By Casey Smith, naturalist
It’s a new year and time for those resolutions. We make them every year, but how many of us follow through with them? Every year, my resolution is to live healthier, eat better, wake up earlier to run a few miles every day, and take my kids outside more. And then there are birthday parties, and cake, and holidays, and cookouts, and work, and life, and sleep, glorious sleep, that usually end up taking over where those resolutions used to be.
If you’re like me and want to be healthier in the new year, simply spending more time outdoors might be the best resolution you can make. Here are some reasons to spend more time outside in 2018.
- Spending time outdoors:
- Boosts your immune system
- Reduces stress
- Lowers blood pressure
- Improves your mood
- Can reduce symptoms related to ADD and ADHD
- Can improve focus and concentration
- Can help patients recover faster from surgery
- Improves short term memory
- Can reduce near-sightedness in children
- Improves sleep quality
- Improves physical health

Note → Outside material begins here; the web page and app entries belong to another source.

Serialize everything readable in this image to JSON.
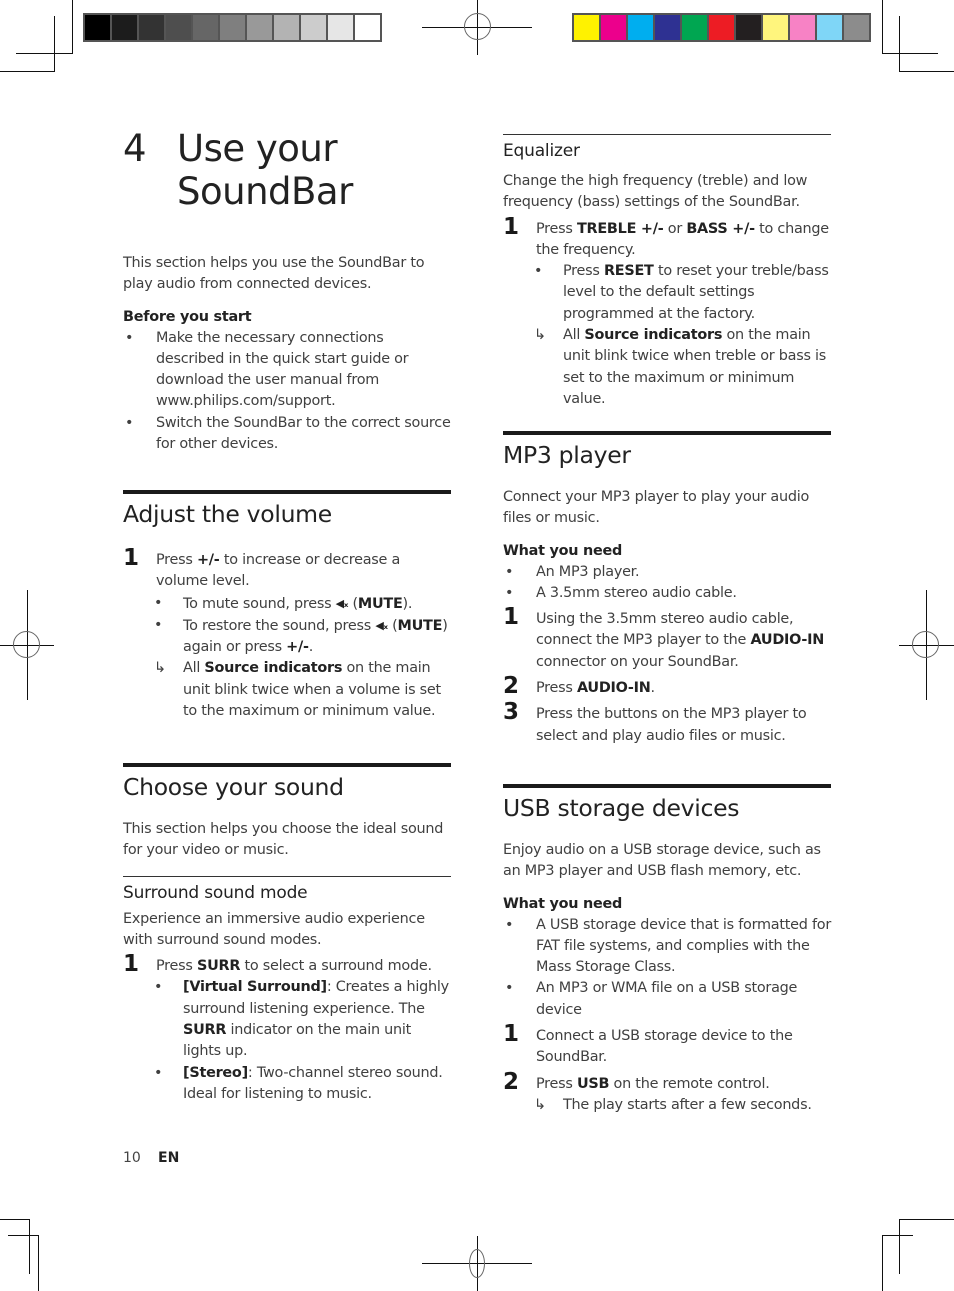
{
  "print_marks": {
    "grayscale_swatches": [
      "#000000",
      "#1c1c1c",
      "#333333",
      "#4e4e4e",
      "#666666",
      "#7f7f7f",
      "#999999",
      "#b3b3b3",
      "#cccccc",
      "#e6e6e6",
      "#ffffff"
    ],
    "color_swatches": [
      "#fff200",
      "#ec008c",
      "#00aeef",
      "#2e3192",
      "#00a651",
      "#ed1c24",
      "#231f20",
      "#fff57d",
      "#f782c5",
      "#7fd6f7",
      "#8c8c8c"
    ]
  },
  "chapter": {
    "number": "4",
    "title": "Use your SoundBar"
  },
  "intro": {
    "text": "This section helps you use the SoundBar to play audio from connected devices.",
    "before_label": "Before you start",
    "bullets": [
      "Make the necessary connections described in the quick start guide or download the user manual from www.philips.com/support.",
      "Switch the SoundBar to the correct source for other devices."
    ]
  },
  "adjust_volume": {
    "heading": "Adjust the volume",
    "step_num": "1",
    "step_pre": "Press ",
    "step_key": "+/-",
    "step_post": " to increase or decrease a volume level.",
    "sub1_pre": "To mute sound, press ",
    "sub1_open": " (",
    "sub1_key": "MUTE",
    "sub1_post": ").",
    "sub2_pre": "To restore the sound, press ",
    "sub2_open": " (",
    "sub2_key": "MUTE",
    "sub2_mid": ") again or press ",
    "sub2_key2": "+/-",
    "sub2_post": ".",
    "result_pre": "All ",
    "result_key": "Source indicators",
    "result_post": " on the main unit blink twice when a volume is set to the maximum or minimum value."
  },
  "choose_sound": {
    "heading": "Choose your sound",
    "text": "This section helps you choose the ideal sound for your video or music.",
    "surround": {
      "heading": "Surround sound mode",
      "text": "Experience an immersive audio experience with surround sound modes.",
      "step_num": "1",
      "step_pre": "Press ",
      "step_key": "SURR",
      "step_post": " to select a surround mode.",
      "opt1_key": "[Virtual Surround]",
      "opt1_mid": ": Creates a highly surround listening experience. The ",
      "opt1_key2": "SURR",
      "opt1_post": " indicator on the main unit lights up.",
      "opt2_key": "[Stereo]",
      "opt2_post": ": Two-channel stereo sound. Ideal for listening to music."
    }
  },
  "equalizer": {
    "heading": "Equalizer",
    "text": "Change the high frequency (treble) and low frequency (bass) settings of the SoundBar.",
    "step_num": "1",
    "step_pre": "Press ",
    "step_key1": "TREBLE +/-",
    "step_mid": " or ",
    "step_key2": "BASS +/-",
    "step_post": " to change the frequency.",
    "sub_pre": "Press ",
    "sub_key": "RESET",
    "sub_post": " to reset your treble/bass level to the default settings programmed at the factory.",
    "result_pre": "All ",
    "result_key": "Source indicators",
    "result_post": " on the main unit blink twice when treble or bass is set to the maximum or minimum value."
  },
  "mp3": {
    "heading": "MP3 player",
    "text": "Connect your MP3 player to play your audio files or music.",
    "need_label": "What you need",
    "needs": [
      "An MP3 player.",
      "A 3.5mm stereo audio cable."
    ],
    "step1_num": "1",
    "step1_pre": "Using the 3.5mm stereo audio cable, connect the MP3 player to the ",
    "step1_key": "AUDIO-IN",
    "step1_post": " connector on your SoundBar.",
    "step2_num": "2",
    "step2_pre": "Press ",
    "step2_key": "AUDIO-IN",
    "step2_post": ".",
    "step3_num": "3",
    "step3_text": "Press the buttons on the MP3 player to select and play audio files or music."
  },
  "usb": {
    "heading": "USB storage devices",
    "text": "Enjoy audio on a USB storage device, such as an MP3 player and USB flash memory, etc.",
    "need_label": "What you need",
    "needs": [
      "A USB storage device that is formatted for FAT file systems, and complies with the Mass Storage Class.",
      "An MP3 or WMA file on a USB storage device"
    ],
    "step1_num": "1",
    "step1_text": "Connect a USB storage device to the SoundBar.",
    "step2_num": "2",
    "step2_pre": "Press ",
    "step2_key": "USB",
    "step2_post": " on the remote control.",
    "result_text": "The play starts after a few seconds."
  },
  "glyphs": {
    "mute_icon": "◀ₓ",
    "result_arrow": "↳"
  },
  "footer": {
    "page_number": "10",
    "language": "EN"
  }
}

- Through walking, can help manage the symptoms of Type 2 Diabetes
The ancient Babylonians are said to have been the first people to make New Year’s resolutions; nearly 4,000 years ago, they made promises to the gods to pay their debts and return any objects they had borrowed. However, their new year began in March when crops were planted. In Rome, it was Julius Caesar who – in 46 BC – established January 1 as the beginning of the new year. January is named for the two-faced god Janus who symbolically looked backwards into the previous year and ahead into the future. Ancient Romans offered sacrifices to Janus and made promises of good conduct for the coming year. Today, we don’t make sacrifices, and New Year’s resolutions are promises we make only to ourselves. And while only 8 percent of Americans are successful in achieving the goals they set for themselves in the new year, resolutions aren’t going away any time soon. So make it your resolution this year to Go Outside and Do Things.